Your output must consist of the records printed verbatim, with the pictures excluded.
═════ ENTRIES SUPPLIED
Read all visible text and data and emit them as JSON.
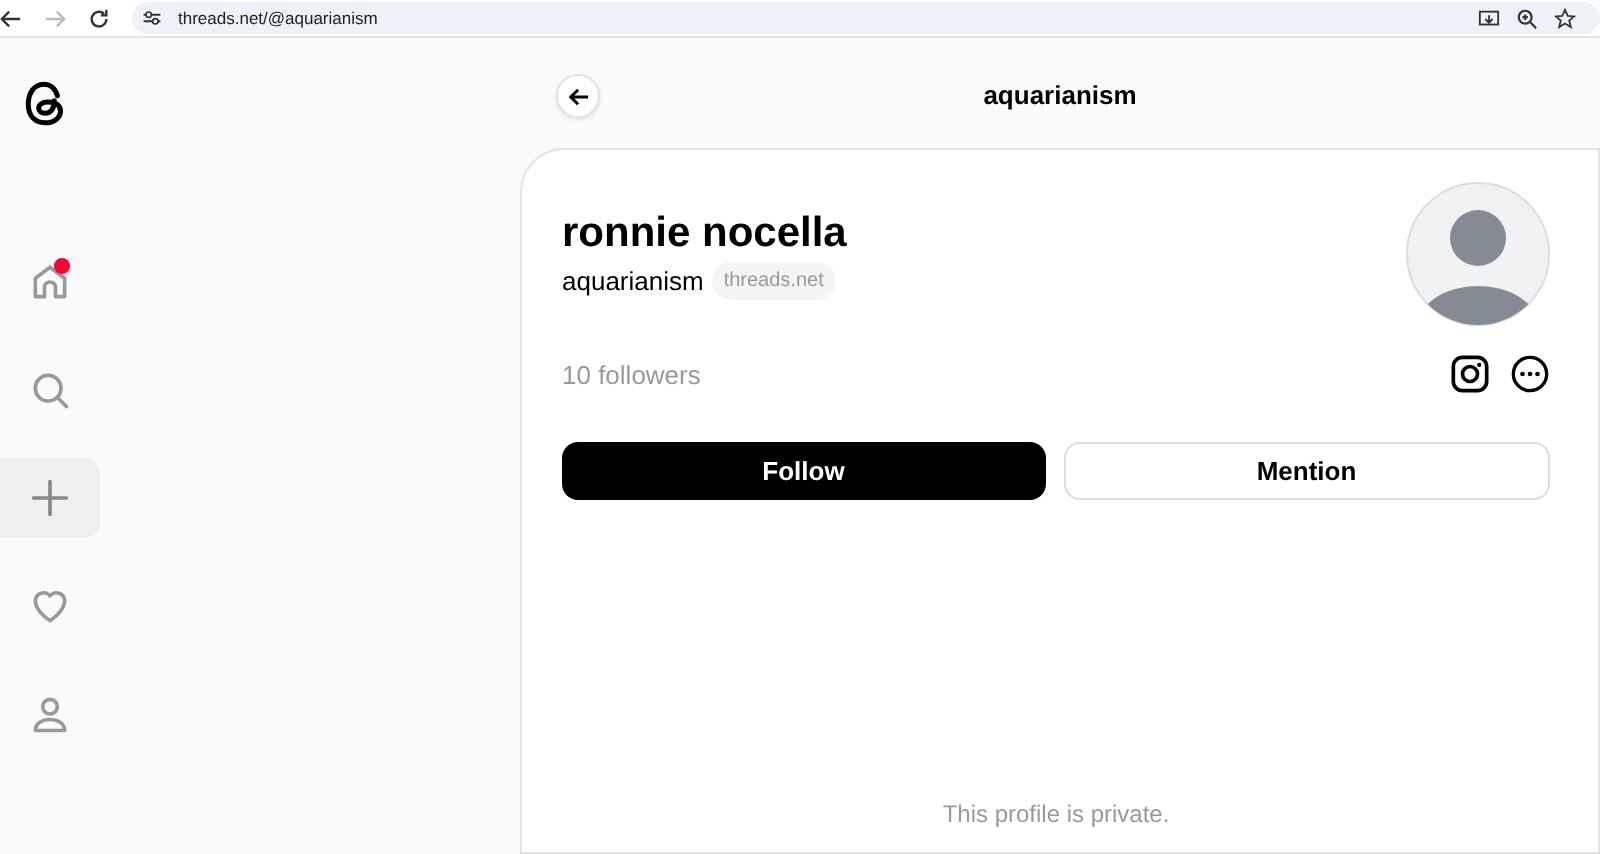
{
  "browser": {
    "url": "threads.net/@aquarianism",
    "back_disabled": false,
    "forward_disabled": true
  },
  "sidebar": {
    "items": [
      {
        "kind": "home",
        "notification": true
      },
      {
        "kind": "search",
        "notification": false
      },
      {
        "kind": "create",
        "notification": false
      },
      {
        "kind": "activity",
        "notification": false
      },
      {
        "kind": "profile",
        "notification": false
      }
    ]
  },
  "header": {
    "title": "aquarianism"
  },
  "profile": {
    "name": "ronnie nocella",
    "username": "aquarianism",
    "domain_badge": "threads.net",
    "followers": "10 followers",
    "follow_button": "Follow",
    "mention_button": "Mention",
    "private_notice": "This profile is private."
  }
}
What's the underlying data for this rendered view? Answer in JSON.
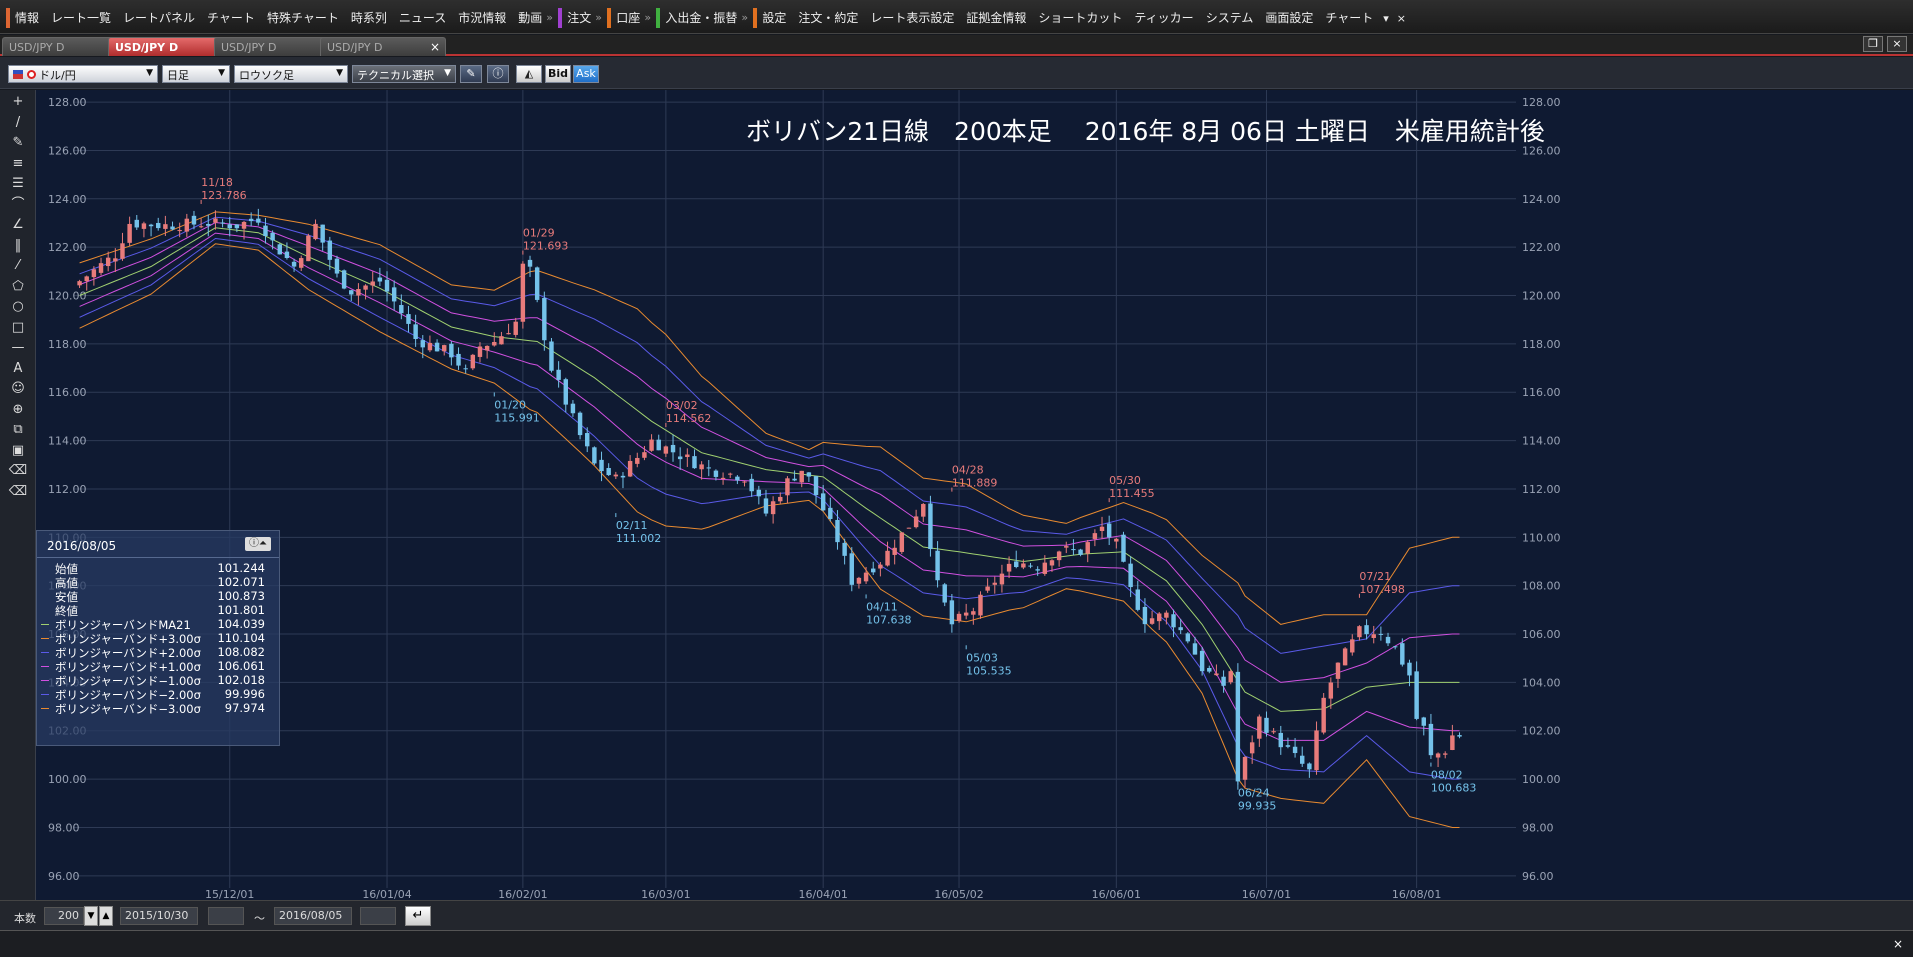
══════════
# RESULT:
Read all visible text and data and emit them as JSON.
{
  "browser": {
    "url": "threads.net/@aquarianism",
    "back_disabled": false,
    "forward_disabled": true
  },
  "sidebar": {
    "items": [
      {
        "kind": "home",
        "notification": true
      },
      {
        "kind": "search",
        "notification": false
      },
      {
        "kind": "create",
        "notification": false
      },
      {
        "kind": "activity",
        "notification": false
      },
      {
        "kind": "profile",
        "notification": false
      }
    ]
  },
  "header": {
    "title": "aquarianism"
  },
  "profile": {
    "name": "ronnie nocella",
    "username": "aquarianism",
    "domain_badge": "threads.net",
    "followers": "10 followers",
    "follow_button": "Follow",
    "mention_button": "Mention",
    "private_notice": "This profile is private."
  }
}
What's the underlying data for this rendered view? Answer in JSON.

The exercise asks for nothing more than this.